  • Change long phrases like “as well as” to “and”
  • Initialisms and acronyms are your friends, use them (initialisms are initials said individually ‘LTE’ and acronyms create words ‘MADD’ Mothers Against Drunk Driving).
  • Pluralise things instead of adding ‘a’, ‘an’, or ‘the’: A LTE is, versus LTE’s are
  • Remove “like”s
  • Can you reword it shorter? ‘The paper reaches a demographic that your friends list cannot, and even if they could, the algorithms wouldn’t let you.’ To ‘Papers reach demographics your friends list cannot; even if they could, algorithms won’t let them.’ (20 down to 15 words)
  • Starting sentences with numbers? Spell them out “Eighty-eight” versus “88”, it’s shorter than: “recently 88…”
  • Read it again, you will find more things to remove.
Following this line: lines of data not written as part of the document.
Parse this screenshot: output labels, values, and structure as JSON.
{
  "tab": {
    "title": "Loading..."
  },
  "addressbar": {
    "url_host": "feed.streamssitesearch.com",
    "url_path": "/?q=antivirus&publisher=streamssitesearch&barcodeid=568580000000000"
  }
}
Newspaper sites have forms for LTEs or ‘contact us’ pages with space for letters. Editor emails are also listed if you would rather submit directly to their inbox. Include your name, address, and phone number. They won’t publish your contact information; your address is merely used to vet letters based on their local readership, if they have space they consider letters from farther away. Some editors call or email before publishing to ensure that they have permission to publish your work.

Check back in 3–10 days. Hopefully your letter was included in their paper! Plus, you may even get an award like the ‘Golden Pen’ award I received for a piece I submitted to my local paper earlier this year.

Remember to share your letter with policy makers to ensure they saw it (you can find contact emails online). Then post to social media. In many papers, you can submit one letter each month, and you can reach out to multiple newspapers in your area or state. Being published helps you to build your personal brand, adds professionalism to your voice, and I would argue, makes your thoughts worth reading in a time of quick choices and skimming news feeds.

Katie Sutton, director of the non-profit Montana Organizing Project and a NLC-Montana Alumni. Personally works to help inspire others to engage in politics, raise their voice, put pressure on policy makers and change their circumstances. While professionally protecting ordinary people like us from predatory financial products, shady debt-collectors, and abusive business practices. Reach out to her at OrganizingMT@gmail.com.